SUPPLIED ENTRIES

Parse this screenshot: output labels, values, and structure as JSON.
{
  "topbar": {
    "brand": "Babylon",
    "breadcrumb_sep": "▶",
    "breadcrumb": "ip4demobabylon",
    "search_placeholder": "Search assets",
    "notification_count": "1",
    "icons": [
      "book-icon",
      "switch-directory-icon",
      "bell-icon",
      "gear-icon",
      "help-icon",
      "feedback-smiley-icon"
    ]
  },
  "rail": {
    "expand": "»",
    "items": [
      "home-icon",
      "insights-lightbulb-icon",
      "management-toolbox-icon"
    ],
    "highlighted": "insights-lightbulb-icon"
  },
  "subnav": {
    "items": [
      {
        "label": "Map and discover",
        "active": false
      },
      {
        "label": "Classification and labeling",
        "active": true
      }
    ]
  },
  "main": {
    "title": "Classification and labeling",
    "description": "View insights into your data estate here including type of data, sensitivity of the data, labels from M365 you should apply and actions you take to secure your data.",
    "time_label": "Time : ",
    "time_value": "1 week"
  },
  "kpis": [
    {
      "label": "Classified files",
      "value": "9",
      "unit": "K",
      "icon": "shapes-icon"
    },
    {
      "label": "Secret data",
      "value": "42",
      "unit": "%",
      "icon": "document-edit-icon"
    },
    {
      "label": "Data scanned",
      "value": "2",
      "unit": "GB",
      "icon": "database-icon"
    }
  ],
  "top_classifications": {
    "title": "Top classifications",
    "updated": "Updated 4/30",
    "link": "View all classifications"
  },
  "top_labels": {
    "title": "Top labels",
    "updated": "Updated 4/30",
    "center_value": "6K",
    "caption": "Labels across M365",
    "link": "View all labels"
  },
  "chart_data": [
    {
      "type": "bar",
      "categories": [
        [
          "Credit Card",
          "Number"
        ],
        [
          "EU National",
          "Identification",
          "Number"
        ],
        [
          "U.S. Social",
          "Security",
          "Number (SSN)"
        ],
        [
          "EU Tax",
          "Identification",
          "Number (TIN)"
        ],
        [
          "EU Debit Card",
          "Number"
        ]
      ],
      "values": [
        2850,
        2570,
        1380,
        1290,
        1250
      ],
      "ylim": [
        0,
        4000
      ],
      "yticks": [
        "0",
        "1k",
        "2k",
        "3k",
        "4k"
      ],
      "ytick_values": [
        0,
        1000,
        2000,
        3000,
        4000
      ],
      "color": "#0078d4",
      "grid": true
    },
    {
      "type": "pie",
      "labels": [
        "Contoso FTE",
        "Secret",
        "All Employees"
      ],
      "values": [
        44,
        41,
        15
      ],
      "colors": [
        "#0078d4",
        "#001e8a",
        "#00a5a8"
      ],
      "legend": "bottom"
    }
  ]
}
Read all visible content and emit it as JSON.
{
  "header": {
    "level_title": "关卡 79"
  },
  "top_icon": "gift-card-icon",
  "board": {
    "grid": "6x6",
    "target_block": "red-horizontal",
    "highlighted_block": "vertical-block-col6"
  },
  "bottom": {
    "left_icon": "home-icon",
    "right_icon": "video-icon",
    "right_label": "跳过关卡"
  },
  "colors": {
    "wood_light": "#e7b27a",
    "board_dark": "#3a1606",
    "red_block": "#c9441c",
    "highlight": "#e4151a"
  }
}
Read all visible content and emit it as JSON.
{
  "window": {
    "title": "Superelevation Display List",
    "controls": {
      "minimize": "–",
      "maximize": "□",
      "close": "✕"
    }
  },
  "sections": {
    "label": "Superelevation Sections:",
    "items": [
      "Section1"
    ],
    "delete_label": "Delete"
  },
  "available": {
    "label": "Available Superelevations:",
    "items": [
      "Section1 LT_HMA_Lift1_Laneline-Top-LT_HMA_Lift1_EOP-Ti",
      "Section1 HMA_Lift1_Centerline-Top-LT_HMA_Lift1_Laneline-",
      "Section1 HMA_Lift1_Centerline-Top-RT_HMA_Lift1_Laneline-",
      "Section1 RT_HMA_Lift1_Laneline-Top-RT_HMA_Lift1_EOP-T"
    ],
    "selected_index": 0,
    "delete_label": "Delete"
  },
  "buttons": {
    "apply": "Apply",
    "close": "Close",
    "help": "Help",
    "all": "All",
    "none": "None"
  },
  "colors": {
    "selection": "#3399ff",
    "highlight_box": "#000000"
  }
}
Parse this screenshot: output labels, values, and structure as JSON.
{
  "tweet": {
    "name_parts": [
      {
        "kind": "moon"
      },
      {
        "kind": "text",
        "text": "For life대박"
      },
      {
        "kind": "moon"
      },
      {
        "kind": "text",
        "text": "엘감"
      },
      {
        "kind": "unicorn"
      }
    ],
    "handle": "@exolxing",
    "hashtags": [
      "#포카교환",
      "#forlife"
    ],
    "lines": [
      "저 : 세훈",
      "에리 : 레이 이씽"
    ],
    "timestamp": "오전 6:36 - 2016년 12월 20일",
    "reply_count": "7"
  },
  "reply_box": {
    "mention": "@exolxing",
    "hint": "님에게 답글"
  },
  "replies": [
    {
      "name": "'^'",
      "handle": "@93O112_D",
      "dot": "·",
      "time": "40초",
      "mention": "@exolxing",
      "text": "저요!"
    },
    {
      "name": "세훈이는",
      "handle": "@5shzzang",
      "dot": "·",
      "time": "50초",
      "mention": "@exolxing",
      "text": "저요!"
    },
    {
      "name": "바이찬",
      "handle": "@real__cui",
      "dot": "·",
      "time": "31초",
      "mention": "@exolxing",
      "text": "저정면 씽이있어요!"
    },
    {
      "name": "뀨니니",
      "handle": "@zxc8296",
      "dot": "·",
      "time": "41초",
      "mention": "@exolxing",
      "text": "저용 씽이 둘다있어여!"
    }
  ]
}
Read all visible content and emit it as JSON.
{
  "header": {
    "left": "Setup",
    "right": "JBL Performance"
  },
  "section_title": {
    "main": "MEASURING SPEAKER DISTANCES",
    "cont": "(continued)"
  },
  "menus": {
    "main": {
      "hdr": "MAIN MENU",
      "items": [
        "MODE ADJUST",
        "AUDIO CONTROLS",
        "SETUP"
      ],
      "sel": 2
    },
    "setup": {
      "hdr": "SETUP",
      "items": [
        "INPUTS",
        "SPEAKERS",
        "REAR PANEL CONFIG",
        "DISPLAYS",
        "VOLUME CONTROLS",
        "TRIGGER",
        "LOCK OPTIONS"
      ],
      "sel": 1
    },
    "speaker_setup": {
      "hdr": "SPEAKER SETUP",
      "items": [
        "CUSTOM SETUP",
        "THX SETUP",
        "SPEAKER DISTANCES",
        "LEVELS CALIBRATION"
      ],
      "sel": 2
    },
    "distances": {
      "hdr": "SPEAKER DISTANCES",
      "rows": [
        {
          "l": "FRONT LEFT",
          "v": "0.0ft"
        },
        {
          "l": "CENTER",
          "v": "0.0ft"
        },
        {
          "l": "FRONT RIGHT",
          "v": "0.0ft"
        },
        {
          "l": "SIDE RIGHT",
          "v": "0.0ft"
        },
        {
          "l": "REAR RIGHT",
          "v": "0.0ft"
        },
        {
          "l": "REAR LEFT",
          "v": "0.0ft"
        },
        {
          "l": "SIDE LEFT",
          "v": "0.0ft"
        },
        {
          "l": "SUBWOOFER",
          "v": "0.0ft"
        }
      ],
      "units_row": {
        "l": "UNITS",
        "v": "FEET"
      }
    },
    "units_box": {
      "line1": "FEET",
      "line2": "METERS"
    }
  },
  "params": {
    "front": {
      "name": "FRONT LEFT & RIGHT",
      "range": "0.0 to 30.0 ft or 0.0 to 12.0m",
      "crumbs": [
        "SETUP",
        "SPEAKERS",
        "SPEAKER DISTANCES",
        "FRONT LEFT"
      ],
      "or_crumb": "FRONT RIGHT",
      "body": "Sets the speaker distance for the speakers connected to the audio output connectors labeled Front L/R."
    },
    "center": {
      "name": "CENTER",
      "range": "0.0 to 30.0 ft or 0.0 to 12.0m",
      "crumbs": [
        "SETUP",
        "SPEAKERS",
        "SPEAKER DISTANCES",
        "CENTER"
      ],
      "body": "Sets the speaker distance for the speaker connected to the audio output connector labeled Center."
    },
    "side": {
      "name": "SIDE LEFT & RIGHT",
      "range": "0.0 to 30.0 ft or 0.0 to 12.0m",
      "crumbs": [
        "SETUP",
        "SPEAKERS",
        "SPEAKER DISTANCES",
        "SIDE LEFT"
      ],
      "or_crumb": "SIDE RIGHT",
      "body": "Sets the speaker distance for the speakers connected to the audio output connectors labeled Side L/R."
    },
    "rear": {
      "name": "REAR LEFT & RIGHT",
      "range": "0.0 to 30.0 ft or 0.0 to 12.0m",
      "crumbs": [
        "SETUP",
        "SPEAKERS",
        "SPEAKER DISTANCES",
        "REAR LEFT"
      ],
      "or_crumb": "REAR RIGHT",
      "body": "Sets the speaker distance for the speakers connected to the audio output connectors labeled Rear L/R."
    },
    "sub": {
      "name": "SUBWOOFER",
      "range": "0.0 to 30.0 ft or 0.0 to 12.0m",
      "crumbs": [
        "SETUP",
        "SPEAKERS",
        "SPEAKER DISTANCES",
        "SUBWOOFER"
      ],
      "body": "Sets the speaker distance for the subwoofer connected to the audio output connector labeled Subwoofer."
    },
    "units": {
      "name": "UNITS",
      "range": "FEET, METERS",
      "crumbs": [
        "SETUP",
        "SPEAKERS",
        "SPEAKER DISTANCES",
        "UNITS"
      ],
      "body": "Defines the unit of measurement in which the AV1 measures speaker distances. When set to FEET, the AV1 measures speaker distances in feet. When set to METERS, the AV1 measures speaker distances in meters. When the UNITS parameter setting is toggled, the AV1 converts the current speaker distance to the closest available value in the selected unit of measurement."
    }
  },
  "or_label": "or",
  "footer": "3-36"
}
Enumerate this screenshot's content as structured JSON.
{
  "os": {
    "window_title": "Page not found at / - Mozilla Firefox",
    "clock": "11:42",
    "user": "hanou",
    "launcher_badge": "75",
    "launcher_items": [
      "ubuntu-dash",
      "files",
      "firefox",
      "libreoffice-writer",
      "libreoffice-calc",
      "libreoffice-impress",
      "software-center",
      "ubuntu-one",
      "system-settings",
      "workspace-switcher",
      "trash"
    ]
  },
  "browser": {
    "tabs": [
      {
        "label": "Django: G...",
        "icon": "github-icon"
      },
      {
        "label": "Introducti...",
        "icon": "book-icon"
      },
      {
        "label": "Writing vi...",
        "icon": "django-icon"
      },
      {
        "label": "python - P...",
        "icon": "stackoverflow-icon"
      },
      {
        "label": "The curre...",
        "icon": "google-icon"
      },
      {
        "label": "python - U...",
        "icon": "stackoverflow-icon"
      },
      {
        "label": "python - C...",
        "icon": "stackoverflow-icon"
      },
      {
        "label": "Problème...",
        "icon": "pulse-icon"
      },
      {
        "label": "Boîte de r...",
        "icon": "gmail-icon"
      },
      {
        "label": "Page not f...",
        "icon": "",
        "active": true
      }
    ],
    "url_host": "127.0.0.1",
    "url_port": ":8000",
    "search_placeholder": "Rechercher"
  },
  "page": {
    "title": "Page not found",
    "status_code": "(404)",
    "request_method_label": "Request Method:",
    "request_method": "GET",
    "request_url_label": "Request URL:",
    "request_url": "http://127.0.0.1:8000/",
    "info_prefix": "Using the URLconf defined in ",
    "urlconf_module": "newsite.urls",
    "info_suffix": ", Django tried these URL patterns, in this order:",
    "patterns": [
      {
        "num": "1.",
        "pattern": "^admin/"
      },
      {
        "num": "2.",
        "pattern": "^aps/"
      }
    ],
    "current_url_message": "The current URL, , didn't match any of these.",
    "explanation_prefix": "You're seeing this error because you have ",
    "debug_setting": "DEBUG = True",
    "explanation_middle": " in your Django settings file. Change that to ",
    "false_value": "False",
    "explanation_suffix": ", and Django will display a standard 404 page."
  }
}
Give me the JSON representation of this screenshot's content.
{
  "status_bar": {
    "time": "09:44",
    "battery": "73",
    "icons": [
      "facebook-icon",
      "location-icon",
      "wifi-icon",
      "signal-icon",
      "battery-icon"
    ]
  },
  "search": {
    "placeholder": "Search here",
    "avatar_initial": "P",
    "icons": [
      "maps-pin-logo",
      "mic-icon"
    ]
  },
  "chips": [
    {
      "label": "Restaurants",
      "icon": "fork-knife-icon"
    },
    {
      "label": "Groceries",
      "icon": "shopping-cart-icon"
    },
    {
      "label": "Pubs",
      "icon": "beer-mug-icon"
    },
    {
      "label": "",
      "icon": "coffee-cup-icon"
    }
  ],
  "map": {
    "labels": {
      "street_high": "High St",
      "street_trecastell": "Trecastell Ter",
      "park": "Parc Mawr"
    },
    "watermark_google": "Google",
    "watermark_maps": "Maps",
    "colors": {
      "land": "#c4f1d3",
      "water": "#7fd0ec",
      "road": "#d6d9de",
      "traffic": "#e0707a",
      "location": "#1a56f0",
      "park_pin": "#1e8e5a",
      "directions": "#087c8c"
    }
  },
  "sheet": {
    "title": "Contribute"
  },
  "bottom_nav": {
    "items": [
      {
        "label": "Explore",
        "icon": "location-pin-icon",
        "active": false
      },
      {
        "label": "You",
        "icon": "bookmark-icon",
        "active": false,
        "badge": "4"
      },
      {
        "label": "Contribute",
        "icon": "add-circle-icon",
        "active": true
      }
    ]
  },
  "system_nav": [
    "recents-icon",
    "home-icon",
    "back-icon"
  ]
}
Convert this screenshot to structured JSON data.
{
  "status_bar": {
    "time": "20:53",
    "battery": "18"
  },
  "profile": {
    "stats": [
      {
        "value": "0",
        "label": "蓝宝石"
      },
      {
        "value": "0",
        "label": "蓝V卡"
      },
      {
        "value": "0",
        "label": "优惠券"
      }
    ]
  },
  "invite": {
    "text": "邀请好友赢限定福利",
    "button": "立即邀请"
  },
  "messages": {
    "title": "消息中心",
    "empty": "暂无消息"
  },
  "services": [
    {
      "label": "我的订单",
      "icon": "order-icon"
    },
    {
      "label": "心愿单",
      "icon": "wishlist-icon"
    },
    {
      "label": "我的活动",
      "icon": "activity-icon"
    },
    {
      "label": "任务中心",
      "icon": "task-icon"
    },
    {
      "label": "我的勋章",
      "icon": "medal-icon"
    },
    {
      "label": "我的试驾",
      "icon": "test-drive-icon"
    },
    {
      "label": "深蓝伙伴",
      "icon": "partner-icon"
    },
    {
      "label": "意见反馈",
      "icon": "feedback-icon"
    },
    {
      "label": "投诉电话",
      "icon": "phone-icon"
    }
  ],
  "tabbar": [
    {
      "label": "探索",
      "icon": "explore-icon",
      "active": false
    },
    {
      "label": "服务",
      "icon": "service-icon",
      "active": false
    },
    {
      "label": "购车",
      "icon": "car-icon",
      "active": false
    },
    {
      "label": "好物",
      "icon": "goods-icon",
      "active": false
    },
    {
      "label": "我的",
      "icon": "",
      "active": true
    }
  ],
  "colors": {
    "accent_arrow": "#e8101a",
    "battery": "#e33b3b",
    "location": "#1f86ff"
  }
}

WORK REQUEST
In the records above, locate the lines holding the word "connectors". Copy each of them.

ANSWER TO THIS PROBLEM
      "body": "Sets the speaker distance for the speakers connected to the audio output connectors labeled Front L/R."
      "body": "Sets the speaker distance for the speakers connected to the audio output connectors labeled Side L/R."
      "body": "Sets the speaker distance for the speakers connected to the audio output connectors labeled Rear L/R."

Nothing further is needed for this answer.